When an earth ground test is performed it can be done in one of two ways, depending on if the electrical service at the site has been connected or not.
- Fall-of-potential: This uses a meter and a set of probes that are placed a distance away from the ground point that is being tested. Each ground point in the system needs to be checked. This method must be done with the neutral to earth ground bond broken at the service entrance. If this bond is not disconnected at the time of testing, then the test is invalid.
- Inductive Clamp: This test uses a clamp on meter at the ground point. This method is only used with the neutral connected to ground, as the electrical path through the service feeder is used as part of the test circuit.
A standard multimeter is not capable of checking the earth grounds on a site.

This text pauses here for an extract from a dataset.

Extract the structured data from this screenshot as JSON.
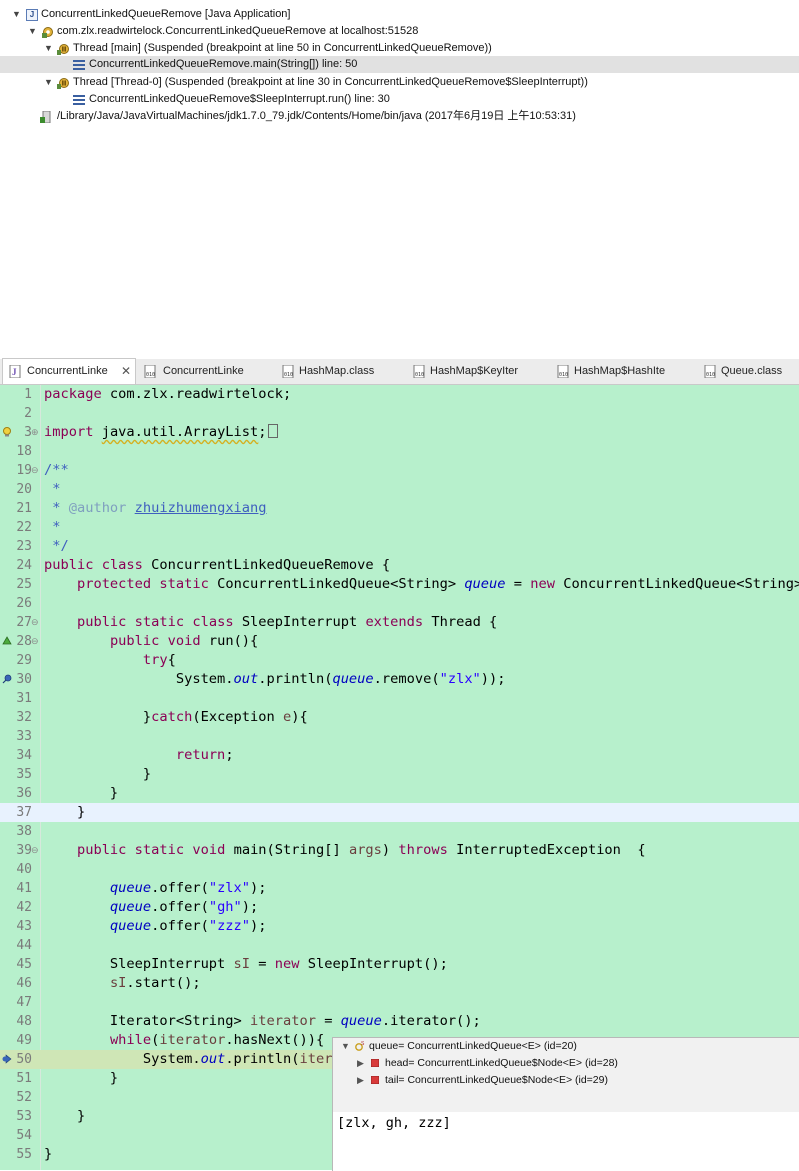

Only a specialized Earth Ground test meter is capable of this. One example can be found here
It is recommended that any building with separate electrical services have the building grounds tied together with a large gauge grounding cable.
Earth Ground resistance is the same as the "Soil Resistivity" of a site. This resistivity can change over time and is dependent upon several factors including:
- moisture content.
- salt content.
- Temperature above freezing (In very cold weather, the resistance can be 5 to 6 times higher than when read in warm weather).
Here's a link to an excellent guide on why you need to have a good earth ground, and how to test: Earth Ground Principles + Testing